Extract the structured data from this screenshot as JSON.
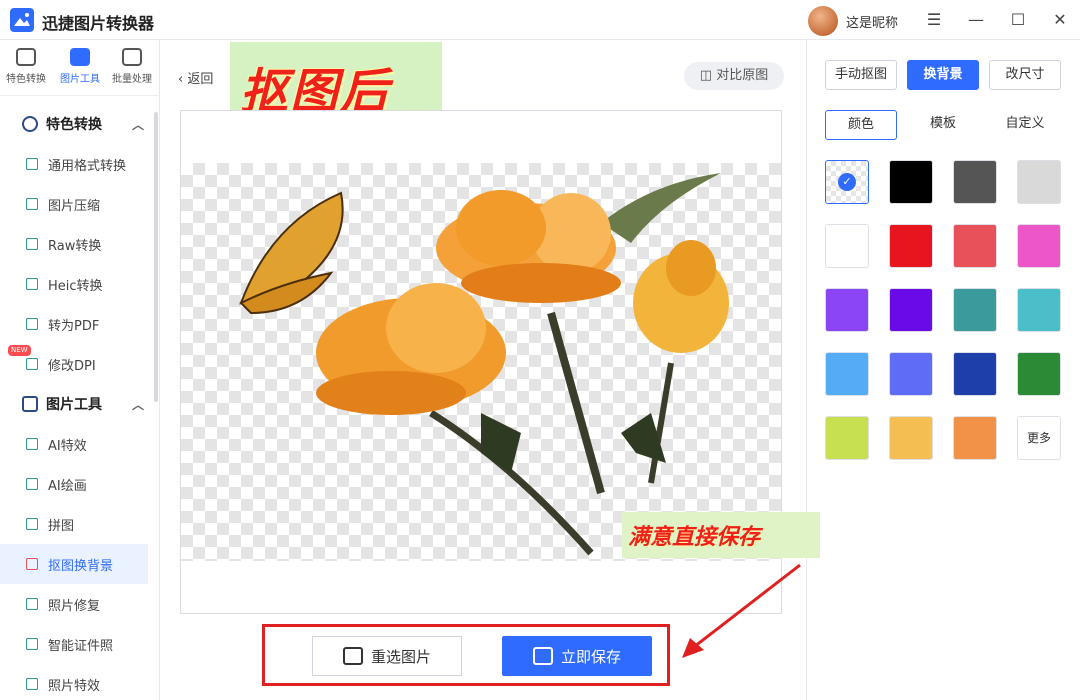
{
  "app": {
    "title": "迅捷图片转换器",
    "nickname": "这是昵称"
  },
  "window_controls": {
    "menu": "☰",
    "minimize": "—",
    "maximize": "☐",
    "close": "✕"
  },
  "left_tabs": [
    "特色转换",
    "图片工具",
    "批量处理"
  ],
  "sidebar": {
    "section1": {
      "title": "特色转换",
      "items": [
        "通用格式转换",
        "图片压缩",
        "Raw转换",
        "Heic转换",
        "转为PDF",
        "修改DPI"
      ],
      "new_badge": "NEW"
    },
    "section2": {
      "title": "图片工具",
      "items": [
        "AI特效",
        "AI绘画",
        "拼图",
        "抠图换背景",
        "照片修复",
        "智能证件照",
        "照片特效"
      ],
      "active": "抠图换背景"
    }
  },
  "main": {
    "back_label": "返回",
    "compare_label": "对比原图",
    "stamp_text": "抠图后",
    "reselect_label": "重选图片",
    "save_label": "立即保存",
    "hint_text": "满意直接保存"
  },
  "right_panel": {
    "modes": [
      "手动抠图",
      "换背景",
      "改尺寸"
    ],
    "active_mode": "换背景",
    "sub_tabs": [
      "颜色",
      "模板",
      "自定义"
    ],
    "active_sub_tab": "颜色",
    "more_label": "更多",
    "colors": [
      "transparent",
      "#000000",
      "#555555",
      "#d9d9d9",
      "#ffffff",
      "#e8141e",
      "#e8505a",
      "#ec56c8",
      "#8c45f5",
      "#6a0ae6",
      "#3a9a9c",
      "#4bbfc9",
      "#55acf6",
      "#5e6cf6",
      "#1f3fa8",
      "#2a8a35",
      "#c7e050",
      "#f4be52",
      "#f29248"
    ]
  }
}
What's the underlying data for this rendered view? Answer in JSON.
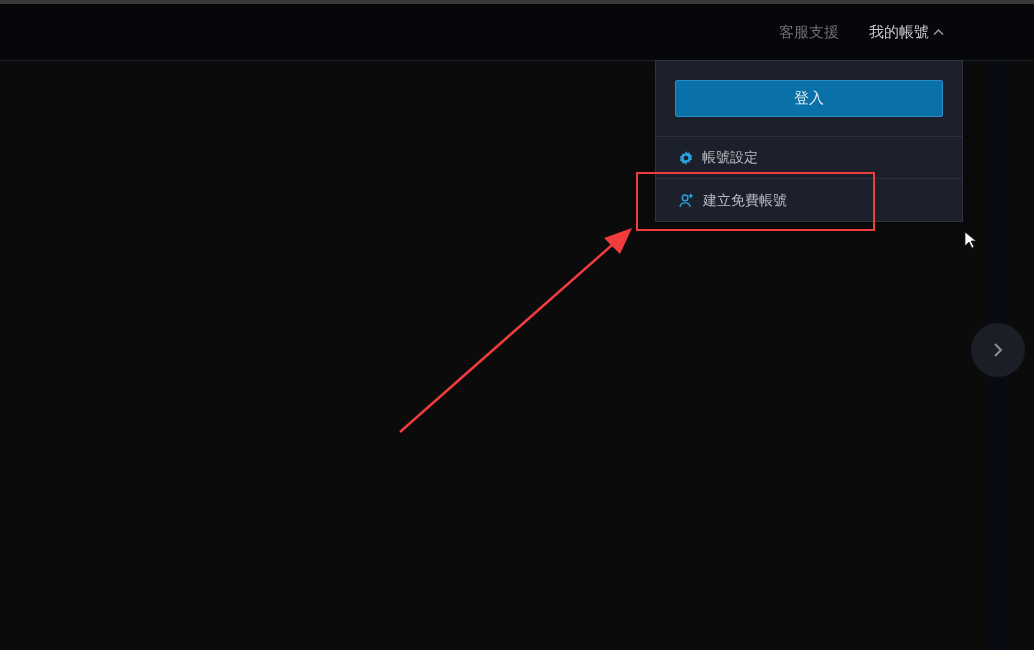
{
  "top_nav": [
    {
      "label": "客服支援",
      "kind": "link"
    },
    {
      "label": "我的帳號",
      "kind": "menu",
      "expanded": true
    }
  ],
  "account_menu": {
    "login_button": "登入",
    "items": [
      {
        "label": "帳號設定",
        "kind": "settings"
      },
      {
        "label": "建立免費帳號",
        "kind": "create_account"
      }
    ]
  }
}
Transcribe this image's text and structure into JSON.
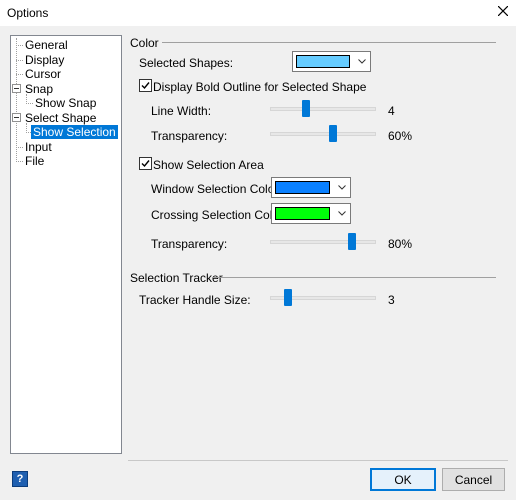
{
  "window": {
    "title": "Options"
  },
  "tree": {
    "items": [
      {
        "label": "General"
      },
      {
        "label": "Display"
      },
      {
        "label": "Cursor"
      },
      {
        "label": "Snap"
      },
      {
        "label": "Show Snap"
      },
      {
        "label": "Select Shape"
      },
      {
        "label": "Show Selection"
      },
      {
        "label": "Input"
      },
      {
        "label": "File"
      }
    ],
    "selected": "Show Selection"
  },
  "color_section": {
    "title": "Color",
    "selected_shapes_label": "Selected Shapes:",
    "selected_shapes_color": "#66ccff",
    "bold_outline": {
      "label": "Display Bold Outline for Selected Shape",
      "checked": true
    },
    "line_width": {
      "label": "Line Width:",
      "value": "4",
      "fraction": 0.33
    },
    "outline_transparency": {
      "label": "Transparency:",
      "value": "60%",
      "fraction": 0.6
    },
    "show_selection_area": {
      "label": "Show Selection Area",
      "checked": true
    },
    "window_selection": {
      "label": "Window Selection Color:",
      "color": "#0a80ff"
    },
    "crossing_selection": {
      "label": "Crossing Selection Color:",
      "color": "#00ff0a"
    },
    "area_transparency": {
      "label": "Transparency:",
      "value": "80%",
      "fraction": 0.8
    }
  },
  "tracker_section": {
    "title": "Selection Tracker",
    "handle_size": {
      "label": "Tracker Handle Size:",
      "value": "3",
      "fraction": 0.14
    }
  },
  "buttons": {
    "ok": "OK",
    "cancel": "Cancel"
  },
  "colors": {
    "accent": "#0078d7"
  }
}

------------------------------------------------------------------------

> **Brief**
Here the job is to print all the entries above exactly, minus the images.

> **Result**
Extract the structured data from this screenshot as JSON.
{
  "app": {
    "title": "迅捷图片转换器",
    "nickname": "这是昵称"
  },
  "window_controls": {
    "menu": "☰",
    "minimize": "—",
    "maximize": "☐",
    "close": "✕"
  },
  "left_tabs": [
    "特色转换",
    "图片工具",
    "批量处理"
  ],
  "sidebar": {
    "section1": {
      "title": "特色转换",
      "items": [
        "通用格式转换",
        "图片压缩",
        "Raw转换",
        "Heic转换",
        "转为PDF",
        "修改DPI"
      ],
      "new_badge": "NEW"
    },
    "section2": {
      "title": "图片工具",
      "items": [
        "AI特效",
        "AI绘画",
        "拼图",
        "抠图换背景",
        "照片修复",
        "智能证件照",
        "照片特效"
      ],
      "active": "抠图换背景"
    }
  },
  "main": {
    "back_label": "返回",
    "compare_label": "对比原图",
    "stamp_text": "抠图后",
    "reselect_label": "重选图片",
    "save_label": "立即保存",
    "hint_text": "满意直接保存"
  },
  "right_panel": {
    "modes": [
      "手动抠图",
      "换背景",
      "改尺寸"
    ],
    "active_mode": "换背景",
    "sub_tabs": [
      "颜色",
      "模板",
      "自定义"
    ],
    "active_sub_tab": "颜色",
    "more_label": "更多",
    "colors": [
      "transparent",
      "#000000",
      "#555555",
      "#d9d9d9",
      "#ffffff",
      "#e8141e",
      "#e8505a",
      "#ec56c8",
      "#8c45f5",
      "#6a0ae6",
      "#3a9a9c",
      "#4bbfc9",
      "#55acf6",
      "#5e6cf6",
      "#1f3fa8",
      "#2a8a35",
      "#c7e050",
      "#f4be52",
      "#f29248"
    ]
  }
}
What's the underlying data for this rendered view? Answer in JSON.
{
  "top_nav": [
    {
      "label": "客服支援",
      "kind": "link"
    },
    {
      "label": "我的帳號",
      "kind": "menu",
      "expanded": true
    }
  ],
  "account_menu": {
    "login_button": "登入",
    "items": [
      {
        "label": "帳號設定",
        "kind": "settings"
      },
      {
        "label": "建立免費帳號",
        "kind": "create_account"
      }
    ]
  }
}
Transcribe this image's text and structure into JSON.
{
  "window": {
    "title": "Options"
  },
  "tree": {
    "items": [
      {
        "label": "General"
      },
      {
        "label": "Display"
      },
      {
        "label": "Cursor"
      },
      {
        "label": "Snap"
      },
      {
        "label": "Show Snap"
      },
      {
        "label": "Select Shape"
      },
      {
        "label": "Show Selection"
      },
      {
        "label": "Input"
      },
      {
        "label": "File"
      }
    ],
    "selected": "Show Selection"
  },
  "color_section": {
    "title": "Color",
    "selected_shapes_label": "Selected Shapes:",
    "selected_shapes_color": "#66ccff",
    "bold_outline": {
      "label": "Display Bold Outline for Selected Shape",
      "checked": true
    },
    "line_width": {
      "label": "Line Width:",
      "value": "4",
      "fraction": 0.33
    },
    "outline_transparency": {
      "label": "Transparency:",
      "value": "60%",
      "fraction": 0.6
    },
    "show_selection_area": {
      "label": "Show Selection Area",
      "checked": true
    },
    "window_selection": {
      "label": "Window Selection Color:",
      "color": "#0a80ff"
    },
    "crossing_selection": {
      "label": "Crossing Selection Color:",
      "color": "#00ff0a"
    },
    "area_transparency": {
      "label": "Transparency:",
      "value": "80%",
      "fraction": 0.8
    }
  },
  "tracker_section": {
    "title": "Selection Tracker",
    "handle_size": {
      "label": "Tracker Handle Size:",
      "value": "3",
      "fraction": 0.14
    }
  },
  "buttons": {
    "ok": "OK",
    "cancel": "Cancel"
  },
  "colors": {
    "accent": "#0078d7"
  }
}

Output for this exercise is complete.